Do you really think I could get away with raw edge applique and satin stitch? That's what I really want to do. Then please, do it and make it yours. I know that if you make it with love and dedication, it will be incredible. I don't think the original was needle turn applique, I think there are indications that the bow border certainly wasn't. Obviously I just don't know. I think you should make it according to your own heart, I don't think any applique technique is 'better' than another - it's your workmanship and personal style that makes or breaks it. Of course, this is just my opinion- if you have ideas on creating a faster quilt, but prefer the idea a classic applique quilt, then you have a decision to make. Again it's all personal, I don't think there is a 'fast' method for this quilt. Although I say that and someone in the Group might just go ahead and prove me wrong!
What am I up to? Well, at the moment I only have 1 or 2 days a week to spend on quilting, so I am working in areas that interest me on that particular day. Right now, I've set aside my patchwork LE and I'm still needle turning my compass points on my red LE... but I am nearly there now... just a few more to go. As I keep telling my DDs, you can't rush these things. Hand turn edge applique is an art and dedication, it takes time.
It's taken days of hand needle turning these 36 points to be so close to finishing today. This is a quilt worthy of heirloom hours, that's for sure.

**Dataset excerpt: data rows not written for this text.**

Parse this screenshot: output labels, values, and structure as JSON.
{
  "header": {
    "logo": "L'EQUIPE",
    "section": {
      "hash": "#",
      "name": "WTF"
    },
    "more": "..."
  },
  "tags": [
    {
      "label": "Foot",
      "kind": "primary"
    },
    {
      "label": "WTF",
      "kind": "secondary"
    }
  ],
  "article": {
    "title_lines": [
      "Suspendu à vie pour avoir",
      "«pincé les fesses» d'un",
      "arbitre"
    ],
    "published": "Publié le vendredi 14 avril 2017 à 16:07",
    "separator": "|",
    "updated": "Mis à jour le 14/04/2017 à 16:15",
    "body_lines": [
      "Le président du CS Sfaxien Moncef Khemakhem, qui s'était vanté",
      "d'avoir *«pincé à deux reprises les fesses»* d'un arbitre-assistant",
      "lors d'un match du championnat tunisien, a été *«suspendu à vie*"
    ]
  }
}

I'm glad my DDs are keeping a keen eye on my progress, I want them both to know how valuable this quilt is - I don't think I'll ever do so much handwork again!